Clarice Schillinger. The Executive Director of “Back to School PA” and a former Republican candidate for Lieutenant Governor, was fined $250 after a State Ethics Commission investigation after she “failed to file a complete and accurate Statement of Financial Interests for calendar year 2021.” A report released by the commission says Schillinger “failed to provide full financial disclosure as required by the Ethics Act.”
Bucks County Libertarians. After posting a gif, or online image, from the movie ‘Home Alone’ of a child with a shotgun along with a tweet saying “Ban Democrats,” the third party’s Bucks County account was suspended Tuesday from Twitter. The Libertarian Party of Bucks County Facebook account said the tweet was referring to the Democratic Party’s advocacy to ban assault weapons, which offends a key political value for the Libertarian Party. According to Twitter’s violent speech safety rules, accounts can be suspended if they “threaten, incite, glorify or express desire for violence or harm.”

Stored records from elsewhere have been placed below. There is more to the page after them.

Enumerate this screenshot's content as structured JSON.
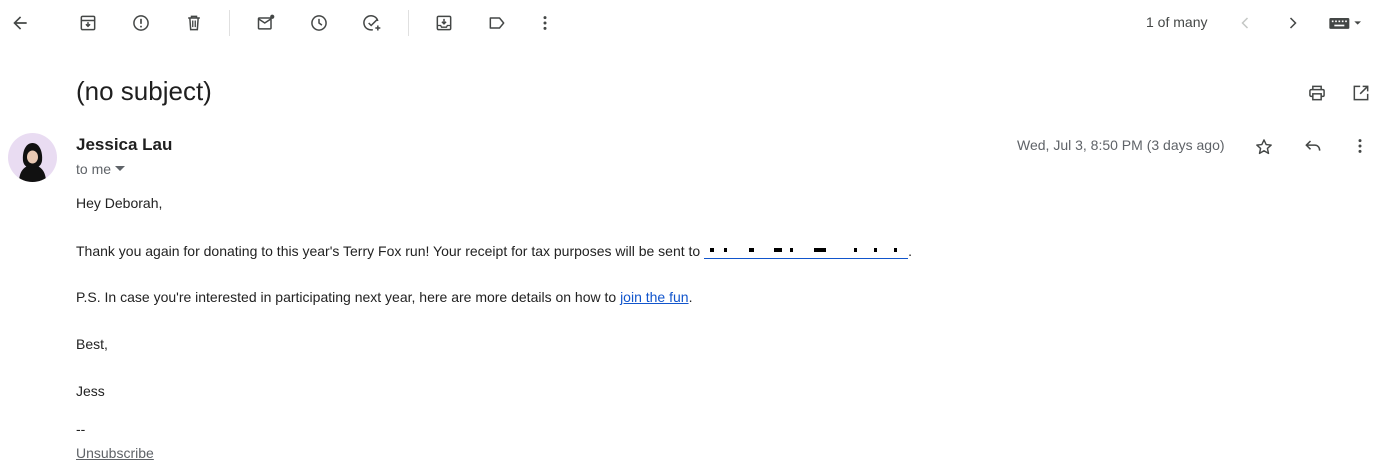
{
  "toolbar": {
    "count_label": "1 of many"
  },
  "email": {
    "subject": "(no subject)",
    "sender_name": "Jessica Lau",
    "recipient_label": "to me",
    "date": "Wed, Jul 3, 8:50 PM (3 days ago)",
    "greeting": "Hey Deborah,",
    "paragraph1_text": "Thank you again for donating to this year's Terry Fox run! Your receipt for tax purposes will be sent to ",
    "paragraph1_end": ".",
    "paragraph2_text": "P.S. In case you're interested in participating next year, here are more details on how to ",
    "paragraph2_link": "join the fun",
    "paragraph2_end": ".",
    "closing": "Best,",
    "signature": "Jess",
    "separator": "--",
    "unsubscribe_label": "Unsubscribe"
  },
  "colors": {
    "link": "#1155cc",
    "muted_text": "#5f6368",
    "body_text": "#222222",
    "avatar_bg": "#e9dcf2"
  }
}
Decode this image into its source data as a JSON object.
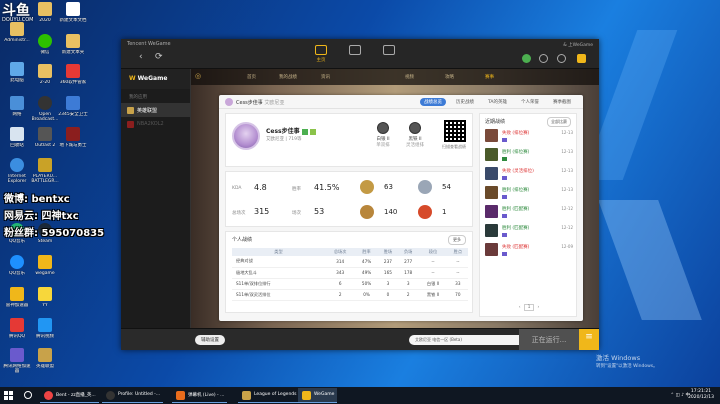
{
  "watermark": {
    "brand": "斗鱼",
    "sub": "DOUYU.COM"
  },
  "overlay": {
    "weibo": "微博: bentxc",
    "wangyi": "网易云: 四神txc",
    "fans": "粉丝群: 595070835"
  },
  "desktop_icons": [
    {
      "label": "回收站"
    },
    {
      "label": "2020"
    },
    {
      "label": "新建文本文档"
    },
    {
      "label": "Administr..."
    },
    {
      "label": "微信"
    },
    {
      "label": "新建文本夹"
    },
    {
      "label": "此电脑"
    },
    {
      "label": "2-20"
    },
    {
      "label": "360软件管家"
    },
    {
      "label": "网络"
    },
    {
      "label": "Open Broadcast..."
    },
    {
      "label": "2345安全卫士"
    },
    {
      "label": "回收站"
    },
    {
      "label": "Outlast 2"
    },
    {
      "label": "地下城与勇士"
    },
    {
      "label": "Internet Explorer"
    },
    {
      "label": "PLAYERU... BATTLEGR..."
    },
    {
      "label": "QQ音乐"
    },
    {
      "label": "Steam"
    },
    {
      "label": "QQ音乐"
    },
    {
      "label": "wegame"
    },
    {
      "label": "雷神加速器"
    },
    {
      "label": "YY"
    },
    {
      "label": "腾讯QQ"
    },
    {
      "label": "腾讯视频"
    },
    {
      "label": "腾讯网络加速器"
    },
    {
      "label": "英雄联盟"
    }
  ],
  "app": {
    "brand": "Tencent WeGame",
    "top_tabs": [
      {
        "label": "主页"
      },
      {
        "label": ""
      },
      {
        "label": ""
      }
    ],
    "top_right": "& 上WeGame",
    "logo": "WeGame",
    "sidebar_section": "我的应用",
    "sidebar_items": [
      {
        "label": "英雄联盟"
      },
      {
        "label": "NBA2KOL2"
      }
    ],
    "game_nav": [
      "首页",
      "我的战绩",
      "资讯",
      "视频",
      "攻略",
      "赛事"
    ],
    "panel": {
      "head_name": "Cess步佳事",
      "head_sub": "艾欧尼亚",
      "tabs": [
        "战绩总览",
        "历史战绩",
        "TA的英雄",
        "个人荣誉",
        "赛季截图"
      ],
      "profile": {
        "name": "Cess步佳事",
        "sub": "艾欧尼亚 | 719等",
        "rank1_label": "白银 II",
        "rank1_sub": "单双排",
        "rank2_label": "黑铁 II",
        "rank2_sub": "灵活组排",
        "qr_label": "扫描查看战绩"
      },
      "stats": {
        "kda_label": "KDA",
        "kda": "4.8",
        "winrate_label": "胜率",
        "winrate": "41.5%",
        "total_label": "总场次",
        "total": "315",
        "wins_label": "场次",
        "wins": "53",
        "medals": [
          "63",
          "54",
          "140",
          "1"
        ]
      },
      "records": {
        "title": "个人战绩",
        "more": "更多",
        "headers": [
          "类型",
          "总场次",
          "胜率",
          "胜场",
          "负场",
          "段位",
          "胜点"
        ],
        "rows": [
          [
            "经典对战",
            "314",
            "47%",
            "237",
            "277",
            "--",
            "--"
          ],
          [
            "极地大乱斗",
            "343",
            "49%",
            "165",
            "178",
            "--",
            "--"
          ],
          [
            "S11单/双排位排行",
            "6",
            "50%",
            "3",
            "3",
            "白银 II",
            "33"
          ],
          [
            "S11单/双灵活排位",
            "2",
            "0%",
            "0",
            "2",
            "黑铁 II",
            "70"
          ]
        ]
      },
      "recent": {
        "title": "近期战绩",
        "filter": "全部比赛",
        "items": [
          {
            "result": "失败 (排位赛)",
            "date": "12-13",
            "win": false
          },
          {
            "result": "胜利 (排位赛)",
            "date": "12-13",
            "win": true
          },
          {
            "result": "失败 (灵活排位)",
            "date": "12-13",
            "win": false
          },
          {
            "result": "胜利 (排位赛)",
            "date": "12-13",
            "win": true
          },
          {
            "result": "胜利 (匹配赛)",
            "date": "12-12",
            "win": true
          },
          {
            "result": "胜利 (匹配赛)",
            "date": "12-12",
            "win": true
          },
          {
            "result": "失败 (匹配赛)",
            "date": "12-09",
            "win": false
          }
        ],
        "page": "1"
      }
    },
    "bottom": {
      "assist": "辅助设置",
      "status": "艾欧尼亚 电信一区 (Beta)",
      "run": "正在运行..."
    }
  },
  "activation": {
    "title": "激活 Windows",
    "sub": "转到\"设置\"以激活 Windows。"
  },
  "taskbar": {
    "apps": [
      {
        "label": "Bent - zz直播_英..."
      },
      {
        "label": "Profile: Untitled -..."
      },
      {
        "label": "弹幕机 (Live) - ..."
      },
      {
        "label": "League of Legends"
      },
      {
        "label": "WeGame"
      }
    ],
    "time": "17:21:21",
    "date": "2020/12/13"
  }
}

Matt Fogal. Franklin County District Attorney Matt Fogal announced he will not seek a fourth term as Franklin County’s top prosecutor after all. An independent since leaving the Republican party in late 2020 following months of disagreements with conservatives, Fogal said he determined he had no real path to re-election in very red Franklin County.
Ian Brink. Brink, currently a public defender, was the chief deputy district attorney under Fogal. With no challenger, and pending a successful write-in campaign, he has effectively won the election for district attorney in Franklin County.
Tim Wagner. The former Political Director for Florida Senate Victory, was named to head the Pennsylvania Senate Democratic Campaign Committee (SDCC). He has also served as Political Director for the Environmental Defense Fund Action Votes PAC, Florida Deputy Director for Bloomberg 2020, as well as managed successful campaigns for Tampa Mayor Jane Castor and state senate and congressional seats across Florida, Virginia, and Indiana.
Josh Shapiro. The governor continues to take heat from conservatives and school choice advocates after what they perceived to be his betrayal on school vouchers. The current budget standoff shows the reality of politically divided Pennsylvania — and marks the end of the honeymoon phase between Harrisburg Republicans and Shapiro.
Penn State, Pitt, Temple and Lincoln. After repeated legislative failures, Pennsylvania state House members have left Harrisburg indefinitely without passing funding for the commonwealth’s state-related universities. Appropriations must pass the legislature by a two-thirds majority, a high bar in the state House, which Democrats control by a single vote. State House Democratic leaders ended last Friday’s session with no resolution and blamed Republicans for the deadlock.
Amaya Capellán. A vice president at Comcast, where she oversaw the launch of the cable and internet provider’s Xfinity app, Capellán was appointed as the Commonwealth’s Chief Information Officer, leading Pennsylvania’s Office of Information Technology.
Brian Gundersen. The government is seeking a nearly four-year prison sentence for a Pennsylvania man found guilty on charges stemming from the Jan. 6, 2021, riot at the Capitol in Washington. The U.S. attorney’s office recommends Brian Gundersen, 28, of Lock Haven, serve 46 months in jail followed by three years of supervised release and be required to pay restitution of $2,000.